__Problem statement__
Leave the images aside and output every entry exactly.

__Provided information__
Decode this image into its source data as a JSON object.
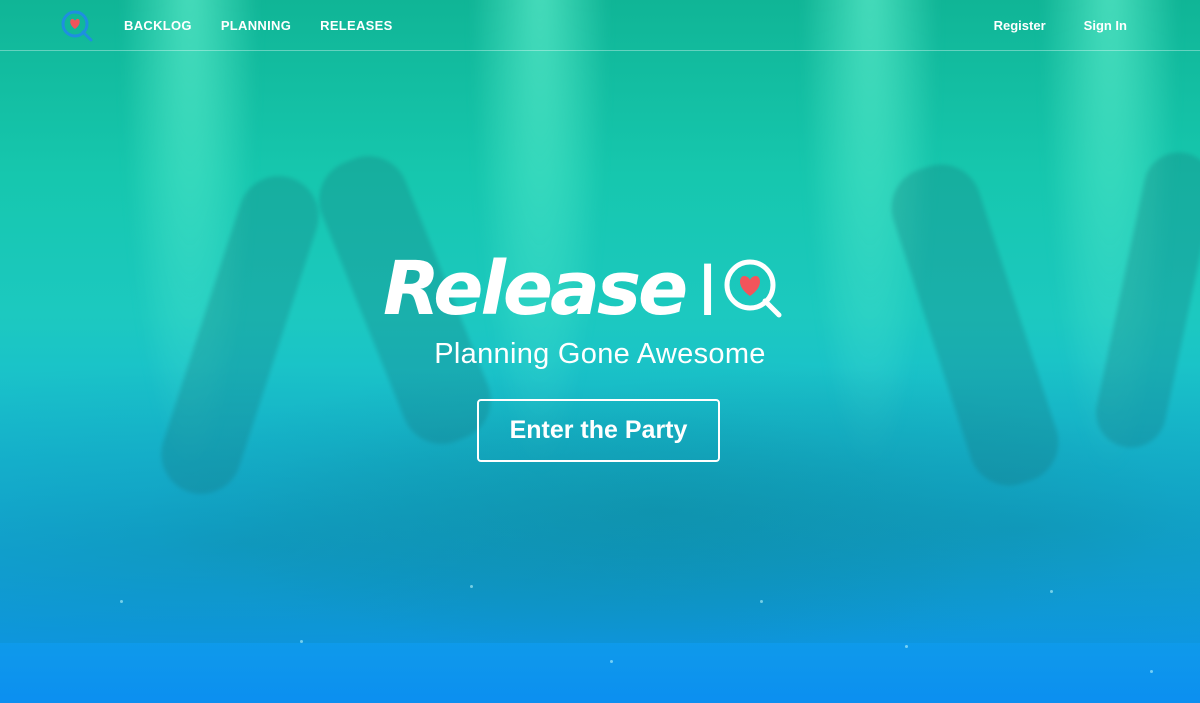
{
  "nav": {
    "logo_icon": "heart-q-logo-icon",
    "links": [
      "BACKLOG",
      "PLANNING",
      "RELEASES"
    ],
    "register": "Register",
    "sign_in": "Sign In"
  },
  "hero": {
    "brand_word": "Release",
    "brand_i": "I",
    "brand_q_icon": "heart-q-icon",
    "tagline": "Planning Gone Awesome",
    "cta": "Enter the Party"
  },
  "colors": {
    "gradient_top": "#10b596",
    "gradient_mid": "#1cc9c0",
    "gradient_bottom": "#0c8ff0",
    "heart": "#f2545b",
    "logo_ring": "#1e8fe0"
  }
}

__Response area__
Decode this image into its source data as a JSON object.
{
  "nav": {
    "logo_icon": "heart-q-logo-icon",
    "links": [
      "BACKLOG",
      "PLANNING",
      "RELEASES"
    ],
    "register": "Register",
    "sign_in": "Sign In"
  },
  "hero": {
    "brand_word": "Release",
    "brand_i": "I",
    "brand_q_icon": "heart-q-icon",
    "tagline": "Planning Gone Awesome",
    "cta": "Enter the Party"
  },
  "colors": {
    "gradient_top": "#10b596",
    "gradient_mid": "#1cc9c0",
    "gradient_bottom": "#0c8ff0",
    "heart": "#f2545b",
    "logo_ring": "#1e8fe0"
  }
}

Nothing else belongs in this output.